There are some guidebooks but definitely no rule book when it comes to creative freelancing. Different projects, clients, services, and circumstances lead to a wide range of considerations.
Without much experience, it is easy to take missteps and detours when providing freelance services. Everybody makes mistakes and that’s okay. With the right resources and network, though, you can learn from others’ errors and avoid making them yourself!
Here are some of the unfortunate mistakes many new freelancers make and some tools and strategies to help you stop committing these fatal sins.
It isn’t cool when you’re dating and it is even less cool in a professional relationship. Freelancers who are non-responsive are a common client complaint and can make companies think twice about hiring any freelancers in the future.
Redemption: Suck it up and respond to the email or, better yet, answer your phone. Even if you aren’t delivering good news, avoiding the problem is extremely unprofessional and unfair. Explain yourself, be apologetic, and keep your client from wondering (and worrying) where you have disappeared to. It will save your client time and save you energy spent dodging calls and feeling guilty.
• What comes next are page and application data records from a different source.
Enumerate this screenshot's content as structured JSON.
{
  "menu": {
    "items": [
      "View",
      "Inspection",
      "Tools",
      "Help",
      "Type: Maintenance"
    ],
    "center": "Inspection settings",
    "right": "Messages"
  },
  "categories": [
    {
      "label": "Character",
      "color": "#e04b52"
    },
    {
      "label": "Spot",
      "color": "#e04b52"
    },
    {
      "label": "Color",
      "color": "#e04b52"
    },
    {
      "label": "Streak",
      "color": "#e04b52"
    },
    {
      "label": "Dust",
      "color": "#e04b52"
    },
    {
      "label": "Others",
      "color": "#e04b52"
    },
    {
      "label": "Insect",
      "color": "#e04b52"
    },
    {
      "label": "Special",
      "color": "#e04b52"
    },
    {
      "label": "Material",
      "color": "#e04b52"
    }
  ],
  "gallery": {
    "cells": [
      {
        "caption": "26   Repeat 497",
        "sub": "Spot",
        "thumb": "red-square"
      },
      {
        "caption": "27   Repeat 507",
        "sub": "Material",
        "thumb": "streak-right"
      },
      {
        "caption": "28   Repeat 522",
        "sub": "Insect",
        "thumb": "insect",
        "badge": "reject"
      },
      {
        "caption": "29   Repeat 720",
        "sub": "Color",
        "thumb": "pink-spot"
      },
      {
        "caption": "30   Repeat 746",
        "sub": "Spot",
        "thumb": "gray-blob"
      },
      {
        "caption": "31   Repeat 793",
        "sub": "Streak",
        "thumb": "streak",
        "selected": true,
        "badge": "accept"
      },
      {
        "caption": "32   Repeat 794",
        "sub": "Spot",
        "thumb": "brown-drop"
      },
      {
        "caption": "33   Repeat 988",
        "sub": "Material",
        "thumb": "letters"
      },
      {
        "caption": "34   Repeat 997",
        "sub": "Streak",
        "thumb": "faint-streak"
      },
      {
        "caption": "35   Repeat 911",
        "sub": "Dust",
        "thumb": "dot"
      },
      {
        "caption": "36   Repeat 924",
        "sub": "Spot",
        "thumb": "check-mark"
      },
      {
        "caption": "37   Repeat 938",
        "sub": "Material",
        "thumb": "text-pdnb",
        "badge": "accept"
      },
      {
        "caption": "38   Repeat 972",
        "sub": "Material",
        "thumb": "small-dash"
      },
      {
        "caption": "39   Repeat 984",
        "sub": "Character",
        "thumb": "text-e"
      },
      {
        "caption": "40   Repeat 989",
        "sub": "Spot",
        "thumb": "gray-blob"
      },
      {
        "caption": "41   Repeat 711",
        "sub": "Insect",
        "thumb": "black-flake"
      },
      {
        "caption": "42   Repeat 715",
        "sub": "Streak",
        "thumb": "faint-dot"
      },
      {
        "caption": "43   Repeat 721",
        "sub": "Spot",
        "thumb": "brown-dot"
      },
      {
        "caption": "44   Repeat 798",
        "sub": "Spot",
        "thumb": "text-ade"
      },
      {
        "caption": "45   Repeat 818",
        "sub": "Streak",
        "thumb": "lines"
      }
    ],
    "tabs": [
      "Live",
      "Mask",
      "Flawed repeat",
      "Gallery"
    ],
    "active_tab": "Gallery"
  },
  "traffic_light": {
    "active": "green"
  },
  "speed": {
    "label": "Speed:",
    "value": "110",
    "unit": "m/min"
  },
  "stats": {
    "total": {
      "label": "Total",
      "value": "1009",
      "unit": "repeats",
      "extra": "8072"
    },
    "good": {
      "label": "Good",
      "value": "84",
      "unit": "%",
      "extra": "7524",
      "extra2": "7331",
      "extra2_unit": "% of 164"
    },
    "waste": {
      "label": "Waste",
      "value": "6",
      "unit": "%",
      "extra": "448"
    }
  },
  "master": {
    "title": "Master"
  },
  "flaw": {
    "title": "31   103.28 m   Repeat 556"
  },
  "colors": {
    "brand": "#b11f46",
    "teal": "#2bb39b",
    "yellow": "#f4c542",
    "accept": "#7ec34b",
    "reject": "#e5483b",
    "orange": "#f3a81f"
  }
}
Plus, it makes a big impact on your reputation.
Sin: Missed Deadline
Most freelancers have been there. You’re a one-woman or one-man show and it isn’t always easy to manage your time – especially if unexpected personal obligations or projects crop up. That previously far-off deadline draws nearer and you hold out hope, even though completion looks less likely, only to miss the date entirely.
Redemption: Return to the first point and COMMUNICATE WITH YOUR CLIENT! Usually, they’ll be understanding and even appreciate the fact that you have given them the chance to readjust their expectations or put together a backup plan. Show respect and earn it by calling attention to your scheduling error and being honest and upfront.
Sin: Forgetting Copyright
The internet has made for even more shades of grey in the already confusing realm of creative copyright, intellectual property, and licenses. It can be time-consuming and challenging to sort out the budget for licenses and you don’t want your work to be compromised – but it is illegal and unethical to use another artist’s hard work without permission.
Redemption: Go through the proper process with your client and walk them through purchasing the approved assets. That way, they’ll be able to reuse fonts and images in future designs. If the client doesn’t understand why they need to buy, explain the value and risks associated with open source or illegally used content. Highlight that using an open source image for a main web page photo dilutes the impact, since many companies will be using it, and put the brand identity in jeopardy. Illegal image or font use also makes the company vulnerable to legal action.
If value is your top concern, these are some of our favourite resources to get the most out of your design dollars:
Photos and Images
Stocksy – Huge variety of stock photos that are modern, varied, and beautiful.
iStock Photo – Stylized sets are available for reasonable rates.
Noun Project – Popular site for tons of icons. Read attribution requirements carefully.
My Fonts – Full versions, frequent sales, and demonstrated use-cases for each font in a helpful gallery.
If budget or time restrictions are tempting you to skip the necessary steps, these free resources from the creative commons are available:
Photos and Images
Pexels – Big variety of images, mostly handy for secondary design pieces and digital content like blog posts.
Unsplash – Food, nature, and stunning free shots. Bonus: the site features work from local photographers.
Google Icons – Credit the source and follow the directions.
Font Awesome – Extensive library of useful icons.
Flat Icon – Use or submit icons in a variety of formats and file types.
Google Fonts – Credit the source and follow the directions.
Dafont – Read the licensing details carefully as there are differences between commercial and personal use.
Font Squirrel – Easy to use, diverse font selection.
Sin: Unfriendly Feedback
It isn’t always easy to hear criticism, especially on a piece you have put a lot of time and energy into. Sometimes clients will take liberties with your designs and make their own changes. Seeing your work edited butchered can be frustrating. How you take that criticism can make or break the relationship and impact your growth as a creative, though, so think twice before snapping back with your own unfiltered thoughts.
Redemption: Remind yourself that you are not your work and don’t make it personal. Learn the right language to talk about design or illustration with people who are not familiar with the field. This will help you justify your design decisions and offer palatable feedback when faced with client DIY changes.
Approaches to Try: “Always acknowledge the feedback you’re given. It shows respect and makes your client feel heard and understood, even if you don’t incorporate those changes,” offers experienced designer Rachel Ma. “Try saying, ‘Now that I see what you want, let me take a stab at it.’ It shows you’re listening and allows you to push your design closer to what the client wants.”
Other gentle ways to offer criticism? Say it looks “busy” or unfocused, avoid phrasing that veers into good or bad value judgements, and explain the importance of visual hierarchy. You can also express that the design or messaging looks “off-brand” and focus on how the change or feedback is not optimized for the medium or platform.
Special thanks to Rachel Ma, Eitan Zohar, and Kassem Ahmed for offering their expertise on design resources and all of our Design Discussion attendees for sharing their sins with us. Additional thanks to Ivan McCuistion for the photograph.